To borrow a line from the fictional movie “Field of Dreams,” set in Iowa, Drake’s promoters believe, “Build it and they will come.” Here that line probably will come true.
Whichever site a big event chooses, Des Moines or Eugene, it will be a home meet for me.
UPDATE FROM 2015
Drake succeeded in its major rehab effort (while losing the unique sunken infield and squared north turn), and has since hosted USATF and NCAA championships. Hayward also underwent major renovations before hosting those same meets and its fourth Olympic Trials in 2008 (with two more to follow). The Drake Relays celebrated its 100th anniversary in 2009.

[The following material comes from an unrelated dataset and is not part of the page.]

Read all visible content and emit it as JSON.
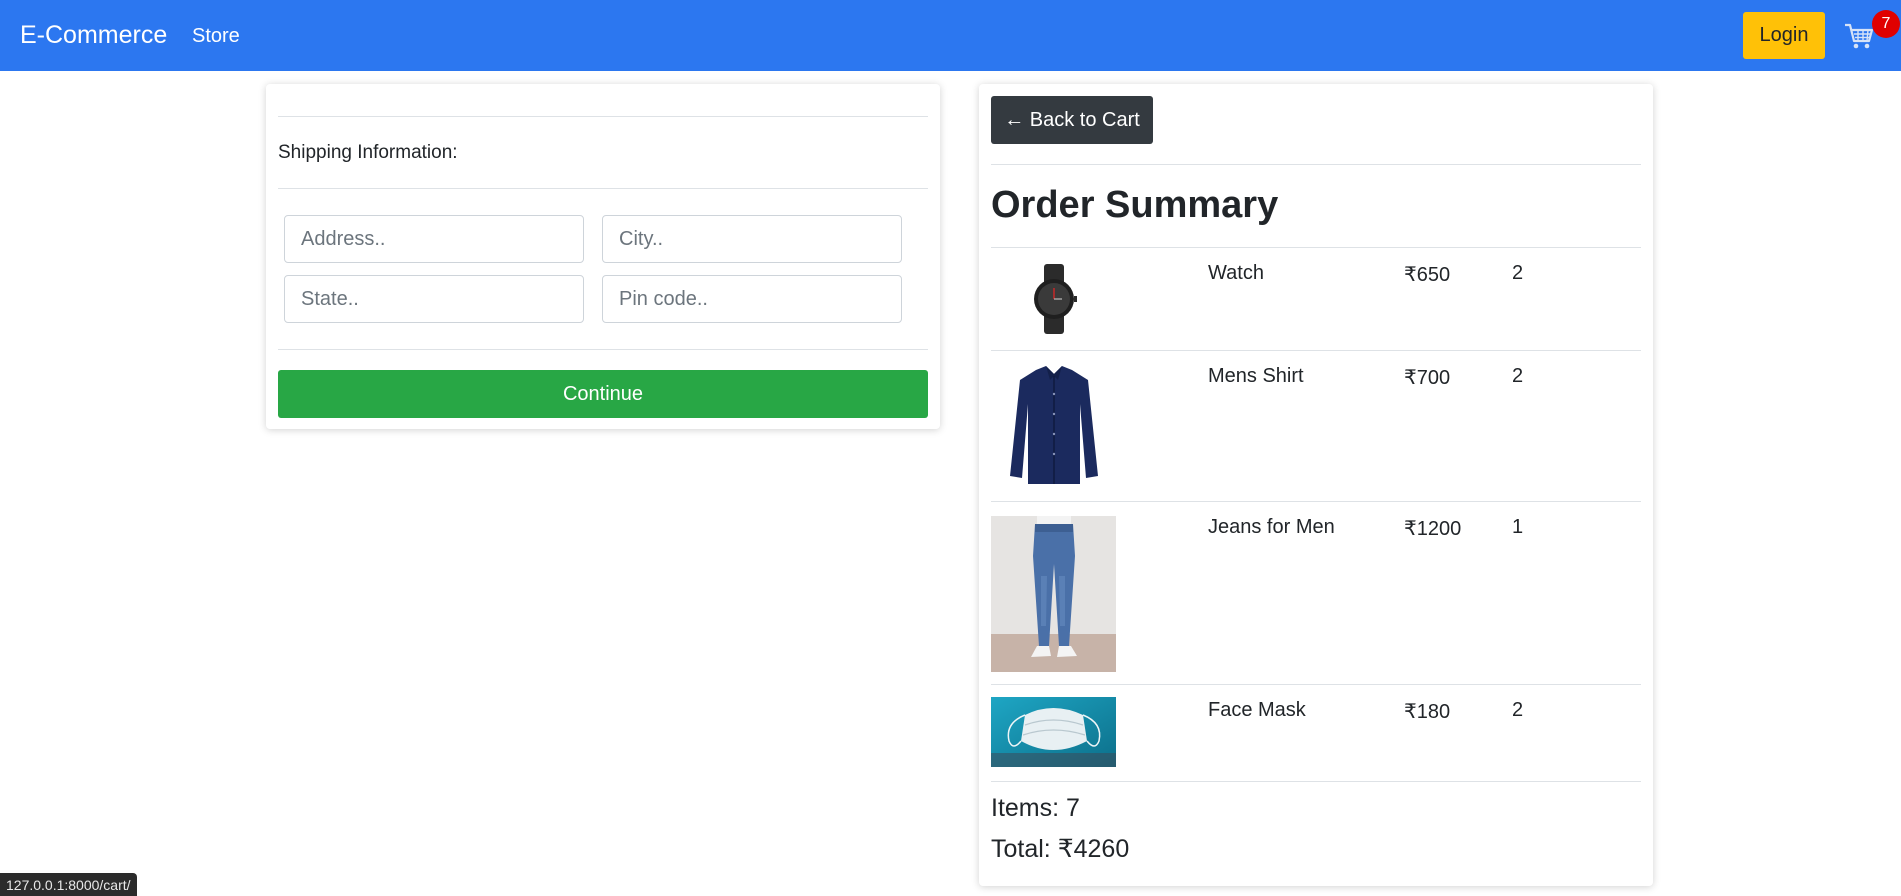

[Hundreds of previous articles, dating back to 1998, can be found at joehenderson.com/archive/. Many books of mine, old and recent, are now available in as many as three different formats: (1) in print from Amazon.com; (2) as e-books from Amazon.com and BarnesandNoble.com; (3) as PDFs for e-reader devices and apps, from Lulu.com. Latest released was Going Far. Other titles: Home Runs, Joe’s Journal, Joe’s Team, Learning to Walk, Long Run Solution, Long Slow Distance, Marathon Training, Run Right Now, Run Right Now Training Log, See How We Run, and Starting Lines, plus Rich Englehart’s book about me, Slow Joe.]